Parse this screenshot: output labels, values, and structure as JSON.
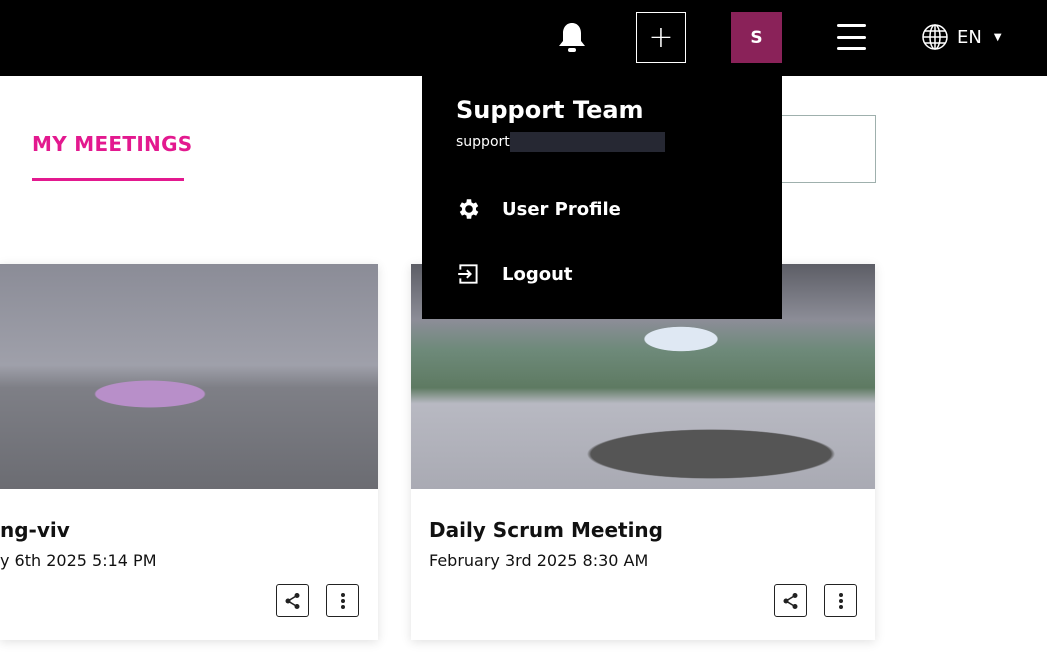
{
  "header": {
    "avatar_initial": "S",
    "language": "EN",
    "icons": [
      "bell-icon",
      "plus-icon",
      "hamburger-menu-icon",
      "globe-icon",
      "caret-down-icon"
    ]
  },
  "tabs": [
    {
      "label": "MY MEETINGS",
      "active": true
    }
  ],
  "accent_color": "#e3198f",
  "avatar_color": "#8a2259",
  "meetings": [
    {
      "title": "ng-viv",
      "date": "y 6th 2025 5:14 PM"
    },
    {
      "title": "Daily Scrum Meeting",
      "date": "February 3rd 2025 8:30 AM"
    }
  ],
  "user_menu": {
    "name": "Support Team",
    "email_prefix": "support",
    "items": [
      {
        "label": "User Profile",
        "icon": "gear-icon"
      },
      {
        "label": "Logout",
        "icon": "logout-icon"
      }
    ]
  }
}
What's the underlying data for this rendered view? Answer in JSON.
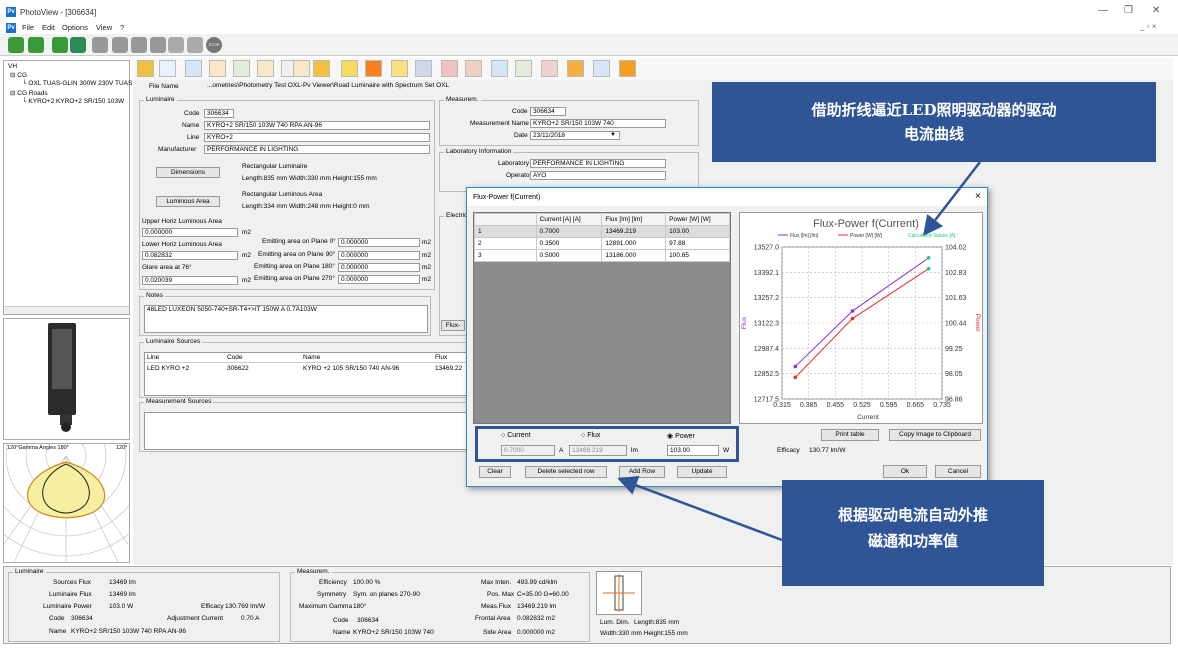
{
  "window": {
    "title": "PhotoView - [306634]",
    "app_icon": "Pv",
    "doc_title_icon": "Pv"
  },
  "menu": [
    "File",
    "Edit",
    "Options",
    "View",
    "?"
  ],
  "tree": {
    "root": "VH",
    "items": [
      "CG",
      "OXL TUAS-GLIN 300W 230V TUAS",
      "CG Roads",
      "KYRO+2 KYRO+2 SR/150 103W"
    ]
  },
  "file": {
    "label": "File Name",
    "value": "...ometries\\Photometry Test OXL-Pv Viewer\\Road Luminaire with Spectrum Set OXL"
  },
  "luminaire": {
    "group": "Luminaire",
    "code_label": "Code",
    "code": "306634",
    "name_label": "Name",
    "name": "KYRO+2 SR/150 103W 740 RPA AN-96",
    "line_label": "Line",
    "line": "KYRO+2",
    "manufacturer_label": "Manufacturer",
    "manufacturer": "PERFORMANCE IN LIGHTING",
    "dimensions_btn": "Dimensions",
    "dim_shape": "Rectangular Luminaire",
    "dim_values": "Length:835 mm  Width:330 mm  Height:155 mm",
    "lum_area_btn": "Luminous Area",
    "area_shape": "Rectangular Luminous Area",
    "area_values": "Length:334 mm  Width:248 mm  Height:0 mm"
  },
  "areas": {
    "upper_label": "Upper Horiz Luminous Area",
    "upper": "0.000000",
    "lower_label": "Lower Horiz Luminous Area",
    "lower": "0.082832",
    "glare_label": "Glare area at 76°",
    "glare": "0.020039",
    "unit": "m2",
    "plane0_label": "Emitting area on Plane 0°",
    "plane0": "0.000000",
    "plane90_label": "Emitting area on Plane 90°",
    "plane90": "0.000000",
    "plane180_label": "Emitting area on Plane 180°",
    "plane180": "0.000000",
    "plane270_label": "Emitting area on Plane 270°",
    "plane270": "0.000000"
  },
  "notes": {
    "label": "Notes",
    "value": "48LED LUXEON 5050-740+SR-T4+>IT 150W A 0.7A103W"
  },
  "sources": {
    "label": "Luminaire Sources",
    "headers": [
      "Line",
      "Code",
      "Name",
      "Flux"
    ],
    "rows": [
      [
        "LED KYRO +2",
        "306622",
        "KYRO +2 105 SR/150 740 AN-96",
        "13469.22"
      ]
    ]
  },
  "meas_sources_label": "Measurement Sources",
  "measurement": {
    "group": "Measurem.",
    "code_label": "Code",
    "code": "306634",
    "name_label": "Measurement Name",
    "name": "KYRO+2 SR/150 103W 740",
    "date_label": "Date",
    "date": "23/11/2018"
  },
  "lab": {
    "group": "Laboratory Information",
    "lab_label": "Laboratory",
    "lab": "PERFORMANCE IN LIGHTING",
    "operator_label": "Operator",
    "operator": "AYO"
  },
  "electrical_group": "Electric",
  "flux_tab": "Flux-",
  "dialog": {
    "title": "Flux-Power f(Current)",
    "headers": [
      "",
      "Current [A] [A]",
      "Flux [lm] [lm]",
      "Power [W] [W]"
    ],
    "rows": [
      [
        "1",
        "0.7000",
        "13469.219",
        "103.00"
      ],
      [
        "2",
        "0.3500",
        "12891.000",
        "97.88"
      ],
      [
        "3",
        "0.5000",
        "13186.000",
        "100.65"
      ]
    ],
    "radio_current": "Current",
    "radio_flux": "Flux",
    "radio_power": "Power",
    "in_current": "0.7000",
    "unit_a": "A",
    "in_flux": "13469.219",
    "unit_lm": "lm",
    "in_power": "103.00",
    "unit_w": "W",
    "btn_clear": "Clear",
    "btn_delete": "Delete selected row",
    "btn_add": "Add Row",
    "btn_update": "Update",
    "btn_print": "Print table",
    "btn_copy": "Copy Image to Clipboard",
    "efficacy_label": "Efficacy",
    "efficacy": "130.77 lm/W",
    "btn_ok": "Ok",
    "btn_cancel": "Cancel"
  },
  "chart_data": {
    "type": "line",
    "title": "Flux-Power f(Current)",
    "xlabel": "Current",
    "ylabel": "Flux",
    "y2label": "Power",
    "legend": [
      "Flux [lm] [lm]",
      "Power [W] [W]",
      "Calculated Values [A]"
    ],
    "xlim": [
      0.315,
      0.735
    ],
    "x_ticks": [
      "0.315",
      "0.385",
      "0.455",
      "0.525",
      "0.595",
      "0.665",
      "0.735"
    ],
    "ylim": [
      12717.5,
      13527.0
    ],
    "y_ticks": [
      "13527.0",
      "13392.1",
      "13257.2",
      "13122.3",
      "12987.4",
      "12852.5",
      "12717.5"
    ],
    "y2lim": [
      96.86,
      104.02
    ],
    "y2_ticks": [
      "104.02",
      "102.83",
      "101.63",
      "100.44",
      "99.25",
      "98.05",
      "96.86"
    ],
    "series": [
      {
        "name": "Flux [lm] [lm]",
        "color": "#8a2be2",
        "axis": "left",
        "x": [
          0.35,
          0.5,
          0.7
        ],
        "y": [
          12891.0,
          13186.0,
          13469.219
        ]
      },
      {
        "name": "Power [W] [W]",
        "color": "#e83030",
        "axis": "right",
        "x": [
          0.35,
          0.5,
          0.7
        ],
        "y": [
          97.88,
          100.65,
          103.0
        ]
      }
    ],
    "calc_color": "#22cc77"
  },
  "bottom": {
    "lum_group": "Luminaire",
    "sources_flux_label": "Sources Flux",
    "sources_flux": "13469 lm",
    "lum_flux_label": "Luminaire Flux",
    "lum_flux": "13469 lm",
    "lum_power_label": "Luminaire Power",
    "lum_power": "103.0 W",
    "efficacy_label": "Efficacy",
    "efficacy": "130.769 lm/W",
    "code_label": "Code",
    "code": "306634",
    "adj_label": "Adjustment Current",
    "adj": "0.70 A",
    "name_label": "Name",
    "name": "KYRO+2 SR/150 103W 740 RPA AN-96",
    "meas_group": "Measurem.",
    "efficiency_label": "Efficiency",
    "efficiency": "100.00 %",
    "symmetry_label": "Symmetry",
    "symmetry": "Sym. on planes 270-90",
    "maxgamma_label": "Maximum Gamma",
    "maxgamma": "180°",
    "mcode_label": "Code",
    "mcode": "306634",
    "mname_label": "Name",
    "mname": "KYRO+2 SR/150 103W 740",
    "maxint_label": "Max Inten.",
    "maxint": "493.99  cd/klm",
    "posmax_label": "Pos. Max",
    "posmax": "C=35.00 G=60.00",
    "measflux_label": "Meas.Flux",
    "measflux": "13469.219 lm",
    "frontal_label": "Frontal Area",
    "frontal": "0.082832 m2",
    "side_label": "Side Area",
    "side": "0.000000 m2",
    "lumdim_label": "Lum. Dim.",
    "lumdim_length": "Length:835 mm",
    "lumdim_wh": "Width:330 mm Height:155 mm"
  },
  "polar": {
    "title": "120°Gamma Angles  180°",
    "top_right": "120°"
  },
  "annotations": {
    "top_line1": "借助折线逼近LED照明驱动器的驱动",
    "top_line2": "电流曲线",
    "bottom_line1": "根据驱动电流自动外推",
    "bottom_line2": "磁通和功率值"
  }
}
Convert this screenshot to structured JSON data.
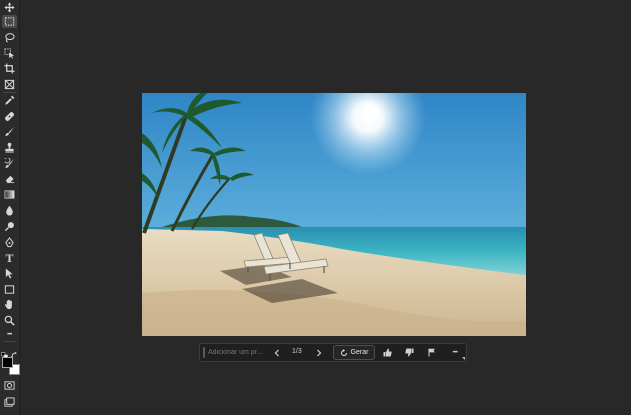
{
  "toolbar": {
    "tools": [
      {
        "name": "move-tool-icon"
      },
      {
        "name": "rectangular-marquee-icon",
        "selected": true
      },
      {
        "name": "lasso-icon"
      },
      {
        "name": "object-selection-icon"
      },
      {
        "name": "crop-icon"
      },
      {
        "name": "frame-icon"
      },
      {
        "name": "eyedropper-icon"
      },
      {
        "name": "spot-healing-brush-icon"
      },
      {
        "name": "brush-icon"
      },
      {
        "name": "clone-stamp-icon"
      },
      {
        "name": "history-brush-icon"
      },
      {
        "name": "eraser-icon"
      },
      {
        "name": "gradient-icon"
      },
      {
        "name": "blur-icon"
      },
      {
        "name": "dodge-icon"
      },
      {
        "name": "pen-icon"
      },
      {
        "name": "type-icon"
      },
      {
        "name": "path-selection-icon"
      },
      {
        "name": "rectangle-icon"
      },
      {
        "name": "hand-icon"
      },
      {
        "name": "zoom-icon"
      }
    ],
    "type_glyph": "T",
    "more_glyph": "•••",
    "foreground_color": "#000000",
    "background_color": "#ffffff"
  },
  "canvas": {
    "image_subject": "tropical-beach-photo"
  },
  "contextual_task_bar": {
    "prompt_placeholder": "Adicionar um pr...",
    "prompt_value": "",
    "counter": "1/3",
    "generate_label": "Gerar",
    "more_glyph": "•••"
  }
}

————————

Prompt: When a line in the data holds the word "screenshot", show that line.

Problem solution:
Parse this screenshot: output labels, values, and structure as JSON.
Convert this screenshot to structured JSON data.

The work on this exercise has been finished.